_What is needed:_ Images do not belong in the copy; retype the rest of the entries below exactly.

··········

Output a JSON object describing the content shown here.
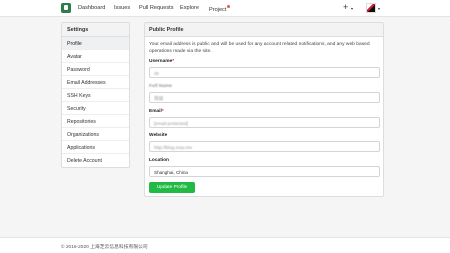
{
  "topbar": {
    "nav": [
      "Dashboard",
      "Issues",
      "Pull Requests",
      "Explore",
      "Project"
    ],
    "plus_icon": "+",
    "caret_icon": "▾"
  },
  "sidebar": {
    "heading": "Settings",
    "items": [
      "Profile",
      "Avatar",
      "Password",
      "Email Addresses",
      "SSH Keys",
      "Security",
      "Repositories",
      "Organizations",
      "Applications",
      "Delete Account"
    ]
  },
  "profile": {
    "heading": "Public Profile",
    "description": "Your email address is public and will be used for any account related notifications, and any web based operations made via the site.",
    "username_label": "Username",
    "username_value": "zb",
    "fullname_label": "Full Name",
    "fullname_value": "周斌",
    "email_label": "Email",
    "email_value": "[email protected]",
    "website_label": "Website",
    "website_value": "http://blog.zorp.me",
    "location_label": "Location",
    "location_value": "Shanghai, China",
    "required_mark": "*",
    "submit_label": "Update Profile"
  },
  "footer": {
    "copyright": "© 2016-2020 上海芝云信息科技有限公司"
  },
  "colors": {
    "brand": "#2d7d46",
    "primary_button": "#21ba45",
    "required": "#db2828",
    "notification_dot": "#e05d44"
  }
}
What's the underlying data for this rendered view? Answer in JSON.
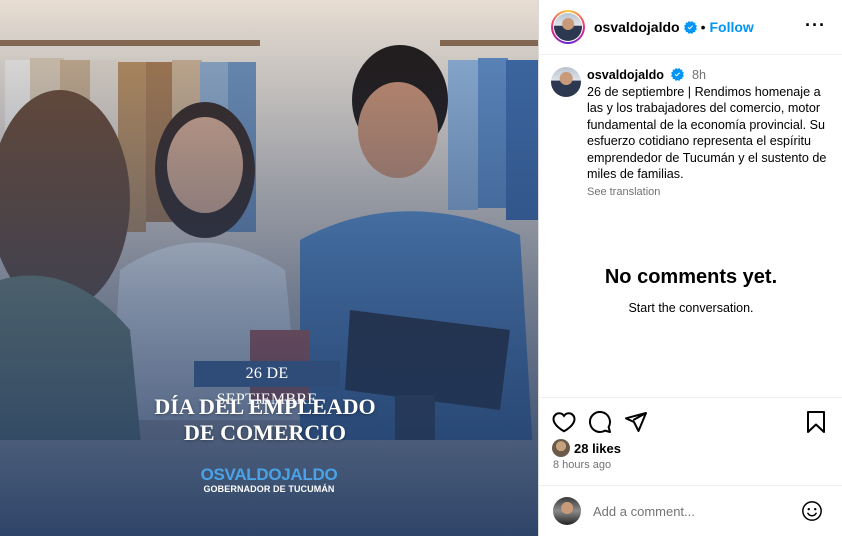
{
  "post_image": {
    "date_banner": "26 DE SEPTIEMBRE",
    "title_line1": "DÍA DEL EMPLEADO",
    "title_line2": "DE COMERCIO",
    "brand_part1": "OSVALDO",
    "brand_part2": "JALDO",
    "brand_subtitle": "GOBERNADOR DE TUCUMÁN"
  },
  "header": {
    "username": "osvaldojaldo",
    "separator": "•",
    "follow_label": "Follow",
    "more_label": "···",
    "verified_icon": "verified-badge-icon"
  },
  "caption": {
    "username": "osvaldojaldo",
    "time": "8h",
    "text": "26 de septiembre | Rendimos homenaje a las y los trabajadores del comercio, motor fundamental de la economía provincial. Su esfuerzo cotidiano representa el espíritu emprendedor de Tucumán y el sustento de miles de familias.",
    "see_translation": "See translation"
  },
  "comments": {
    "empty_title": "No comments yet.",
    "empty_subtitle": "Start the conversation."
  },
  "actions": {
    "icons": [
      "heart-icon",
      "comment-icon",
      "share-icon",
      "bookmark-icon"
    ]
  },
  "stats": {
    "likes": "28 likes",
    "posted_ago": "8 hours ago"
  },
  "comment_input": {
    "placeholder": "Add a comment...",
    "emoji_icon": "emoji-icon"
  },
  "colors": {
    "accent": "#0095f6",
    "verified": "#0095f6",
    "banner": "#2f4b78",
    "muted": "#737373"
  }
}
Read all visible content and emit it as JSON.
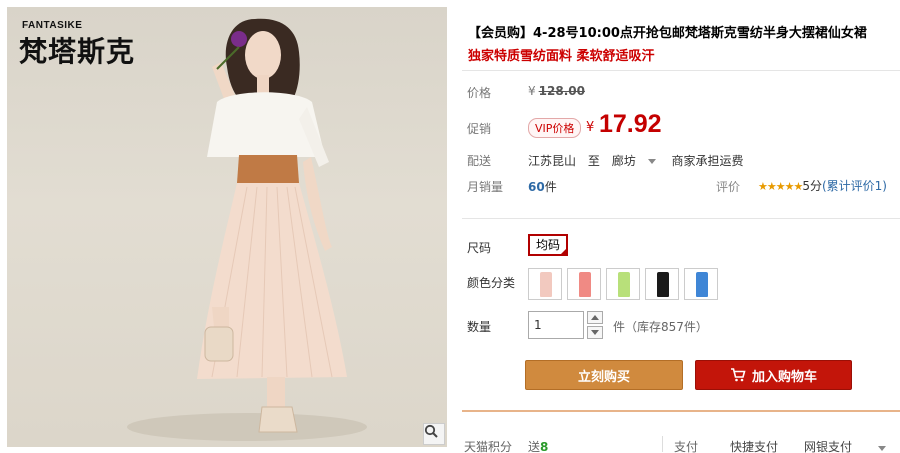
{
  "product_image": {
    "brand_en": "FANTASIKE",
    "brand_cn": "梵塔斯克",
    "zoom_icon": "magnifier-icon"
  },
  "product": {
    "title": "【会员购】4-28号10:00点开抢包邮梵塔斯克雪纺半身大摆裙仙女裙",
    "subtitle": "独家特质雪纺面料 柔软舒适吸汗"
  },
  "price": {
    "label": "价格",
    "currency": "¥",
    "original": "128.00",
    "promo_label": "促销",
    "vip_badge": "VIP价格",
    "vip_currency": "¥",
    "current": "17.92",
    "accent_color": "#c40000"
  },
  "shipping": {
    "label": "配送",
    "from": "江苏昆山",
    "to_word": "至",
    "destination": "廊坊",
    "fee_note": "商家承担运费"
  },
  "sales": {
    "label": "月销量",
    "count": "60",
    "unit": "件",
    "rating_label": "评价",
    "stars": "★★★★★",
    "score_text": "5分",
    "review_link": "(累计评价1)"
  },
  "options": {
    "size_label": "尺码",
    "size_value": "均码",
    "color_label": "颜色分类",
    "colors": [
      "#f2c9bf",
      "#f08a84",
      "#b8e07a",
      "#1a1a1a",
      "#3f86d6"
    ],
    "qty_label": "数量",
    "qty_value": "1",
    "stock_text": "件（库存857件）"
  },
  "actions": {
    "buy_now": "立刻购买",
    "add_cart": "加入购物车",
    "cart_icon": "shopping-cart-icon",
    "buy_color": "#d08a3e",
    "cart_color": "#c3150a"
  },
  "footer": {
    "points_label": "天猫积分",
    "points_prefix": "送",
    "points_value": "8",
    "pay_label": "支付",
    "pay_quick": "快捷支付",
    "pay_bank": "网银支付"
  }
}
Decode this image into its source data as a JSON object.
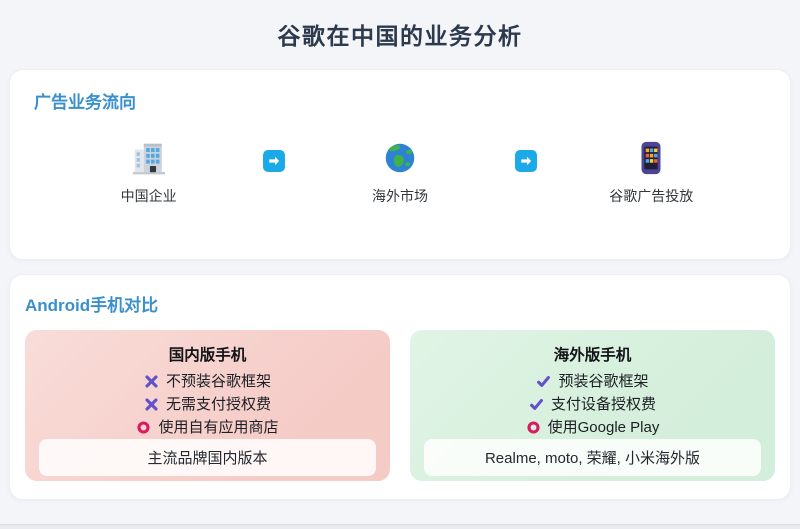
{
  "page": {
    "title": "谷歌在中国的业务分析",
    "background_color": "#f4f5f9",
    "title_color": "#2d3a4d",
    "heading_color": "#3a90ce"
  },
  "ad_flow": {
    "heading": "广告业务流向",
    "steps": [
      {
        "icon": "office-building-icon",
        "label": "中国企业"
      },
      {
        "icon": "globe-icon",
        "label": "海外市场"
      },
      {
        "icon": "smartphone-apps-icon",
        "label": "谷歌广告投放"
      }
    ],
    "arrow_icon": "arrow-right-icon",
    "arrow_color": "#1ca9e8"
  },
  "android_compare": {
    "heading": "Android手机对比",
    "panels": [
      {
        "title": "国内版手机",
        "theme_color": "#f5cbc6",
        "items": [
          {
            "mark": "cross-icon",
            "text": "不预装谷歌框架"
          },
          {
            "mark": "cross-icon",
            "text": "无需支付授权费"
          },
          {
            "mark": "circle-icon",
            "text": "使用自有应用商店"
          }
        ],
        "footer": "主流品牌国内版本"
      },
      {
        "title": "海外版手机",
        "theme_color": "#d3eeda",
        "items": [
          {
            "mark": "check-icon",
            "text": "预装谷歌框架"
          },
          {
            "mark": "check-icon",
            "text": "支付设备授权费"
          },
          {
            "mark": "circle-icon",
            "text": "使用Google Play"
          }
        ],
        "footer": "Realme, moto, 荣耀, 小米海外版"
      }
    ],
    "mark_colors": {
      "cross": "#6152c9",
      "check": "#6152c9",
      "circle": "#d81b60"
    }
  }
}
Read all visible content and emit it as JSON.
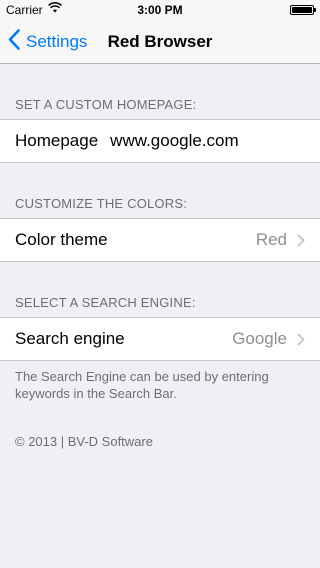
{
  "status_bar": {
    "carrier": "Carrier",
    "time": "3:00 PM",
    "wifi_icon": "wifi-icon",
    "battery_icon": "battery-icon"
  },
  "nav": {
    "back_label": "Settings",
    "title": "Red Browser",
    "accent_color": "#007aff"
  },
  "sections": {
    "homepage": {
      "header": "SET A CUSTOM HOMEPAGE:",
      "label": "Homepage",
      "value": "www.google.com"
    },
    "colors": {
      "header": "CUSTOMIZE THE COLORS:",
      "label": "Color theme",
      "value": "Red"
    },
    "search": {
      "header": "SELECT A SEARCH ENGINE:",
      "label": "Search engine",
      "value": "Google",
      "footer": "The Search Engine can be used by entering keywords in the Search Bar."
    }
  },
  "copyright": "© 2013 | BV-D Software"
}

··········

_Exercise result:_
Output a JSON object describing the content shown here.
{
  "topbar": {
    "nav": [
      "Dashboard",
      "Issues",
      "Pull Requests",
      "Explore",
      "Project"
    ],
    "plus_icon": "+",
    "caret_icon": "▾"
  },
  "sidebar": {
    "heading": "Settings",
    "items": [
      "Profile",
      "Avatar",
      "Password",
      "Email Addresses",
      "SSH Keys",
      "Security",
      "Repositories",
      "Organizations",
      "Applications",
      "Delete Account"
    ]
  },
  "profile": {
    "heading": "Public Profile",
    "description": "Your email address is public and will be used for any account related notifications, and any web based operations made via the site.",
    "username_label": "Username",
    "username_value": "zb",
    "fullname_label": "Full Name",
    "fullname_value": "周斌",
    "email_label": "Email",
    "email_value": "[email protected]",
    "website_label": "Website",
    "website_value": "http://blog.zorp.me",
    "location_label": "Location",
    "location_value": "Shanghai, China",
    "required_mark": "*",
    "submit_label": "Update Profile"
  },
  "footer": {
    "copyright": "© 2016-2020 上海芝云信息科技有限公司"
  },
  "colors": {
    "brand": "#2d7d46",
    "primary_button": "#21ba45",
    "required": "#db2828",
    "notification_dot": "#e05d44"
  }
}
What's the underlying data for this rendered view? Answer in JSON.
{
  "post_image": {
    "date_banner": "26 DE SEPTIEMBRE",
    "title_line1": "DÍA DEL EMPLEADO",
    "title_line2": "DE COMERCIO",
    "brand_part1": "OSVALDO",
    "brand_part2": "JALDO",
    "brand_subtitle": "GOBERNADOR DE TUCUMÁN"
  },
  "header": {
    "username": "osvaldojaldo",
    "separator": "•",
    "follow_label": "Follow",
    "more_label": "···",
    "verified_icon": "verified-badge-icon"
  },
  "caption": {
    "username": "osvaldojaldo",
    "time": "8h",
    "text": "26 de septiembre | Rendimos homenaje a las y los trabajadores del comercio, motor fundamental de la economía provincial. Su esfuerzo cotidiano representa el espíritu emprendedor de Tucumán y el sustento de miles de familias.",
    "see_translation": "See translation"
  },
  "comments": {
    "empty_title": "No comments yet.",
    "empty_subtitle": "Start the conversation."
  },
  "actions": {
    "icons": [
      "heart-icon",
      "comment-icon",
      "share-icon",
      "bookmark-icon"
    ]
  },
  "stats": {
    "likes": "28 likes",
    "posted_ago": "8 hours ago"
  },
  "comment_input": {
    "placeholder": "Add a comment...",
    "emoji_icon": "emoji-icon"
  },
  "colors": {
    "accent": "#0095f6",
    "verified": "#0095f6",
    "banner": "#2f4b78",
    "muted": "#737373"
  }
}
Read all visible content and emit it as JSON.
{
  "product_image": {
    "brand_en": "FANTASIKE",
    "brand_cn": "梵塔斯克",
    "zoom_icon": "magnifier-icon"
  },
  "product": {
    "title": "【会员购】4-28号10:00点开抢包邮梵塔斯克雪纺半身大摆裙仙女裙",
    "subtitle": "独家特质雪纺面料 柔软舒适吸汗"
  },
  "price": {
    "label": "价格",
    "currency": "¥",
    "original": "128.00",
    "promo_label": "促销",
    "vip_badge": "VIP价格",
    "vip_currency": "¥",
    "current": "17.92",
    "accent_color": "#c40000"
  },
  "shipping": {
    "label": "配送",
    "from": "江苏昆山",
    "to_word": "至",
    "destination": "廊坊",
    "fee_note": "商家承担运费"
  },
  "sales": {
    "label": "月销量",
    "count": "60",
    "unit": "件",
    "rating_label": "评价",
    "stars": "★★★★★",
    "score_text": "5分",
    "review_link": "(累计评价1)"
  },
  "options": {
    "size_label": "尺码",
    "size_value": "均码",
    "color_label": "颜色分类",
    "colors": [
      "#f2c9bf",
      "#f08a84",
      "#b8e07a",
      "#1a1a1a",
      "#3f86d6"
    ],
    "qty_label": "数量",
    "qty_value": "1",
    "stock_text": "件（库存857件）"
  },
  "actions": {
    "buy_now": "立刻购买",
    "add_cart": "加入购物车",
    "cart_icon": "shopping-cart-icon",
    "buy_color": "#d08a3e",
    "cart_color": "#c3150a"
  },
  "footer": {
    "points_label": "天猫积分",
    "points_prefix": "送",
    "points_value": "8",
    "pay_label": "支付",
    "pay_quick": "快捷支付",
    "pay_bank": "网银支付"
  }
}
Decode this image into its source data as a JSON object.
{
  "page": {
    "title": "谷歌在中国的业务分析",
    "background_color": "#f4f5f9",
    "title_color": "#2d3a4d",
    "heading_color": "#3a90ce"
  },
  "ad_flow": {
    "heading": "广告业务流向",
    "steps": [
      {
        "icon": "office-building-icon",
        "label": "中国企业"
      },
      {
        "icon": "globe-icon",
        "label": "海外市场"
      },
      {
        "icon": "smartphone-apps-icon",
        "label": "谷歌广告投放"
      }
    ],
    "arrow_icon": "arrow-right-icon",
    "arrow_color": "#1ca9e8"
  },
  "android_compare": {
    "heading": "Android手机对比",
    "panels": [
      {
        "title": "国内版手机",
        "theme_color": "#f5cbc6",
        "items": [
          {
            "mark": "cross-icon",
            "text": "不预装谷歌框架"
          },
          {
            "mark": "cross-icon",
            "text": "无需支付授权费"
          },
          {
            "mark": "circle-icon",
            "text": "使用自有应用商店"
          }
        ],
        "footer": "主流品牌国内版本"
      },
      {
        "title": "海外版手机",
        "theme_color": "#d3eeda",
        "items": [
          {
            "mark": "check-icon",
            "text": "预装谷歌框架"
          },
          {
            "mark": "check-icon",
            "text": "支付设备授权费"
          },
          {
            "mark": "circle-icon",
            "text": "使用Google Play"
          }
        ],
        "footer": "Realme, moto, 荣耀, 小米海外版"
      }
    ],
    "mark_colors": {
      "cross": "#6152c9",
      "check": "#6152c9",
      "circle": "#d81b60"
    }
  }
}
Read all visible content and emit it as JSON.
{
  "status_bar": {
    "carrier": "Carrier",
    "time": "3:00 PM",
    "wifi_icon": "wifi-icon",
    "battery_icon": "battery-icon"
  },
  "nav": {
    "back_label": "Settings",
    "title": "Red Browser",
    "accent_color": "#007aff"
  },
  "sections": {
    "homepage": {
      "header": "SET A CUSTOM HOMEPAGE:",
      "label": "Homepage",
      "value": "www.google.com"
    },
    "colors": {
      "header": "CUSTOMIZE THE COLORS:",
      "label": "Color theme",
      "value": "Red"
    },
    "search": {
      "header": "SELECT A SEARCH ENGINE:",
      "label": "Search engine",
      "value": "Google",
      "footer": "The Search Engine can be used by entering keywords in the Search Bar."
    }
  },
  "copyright": "© 2013 | BV-D Software"
}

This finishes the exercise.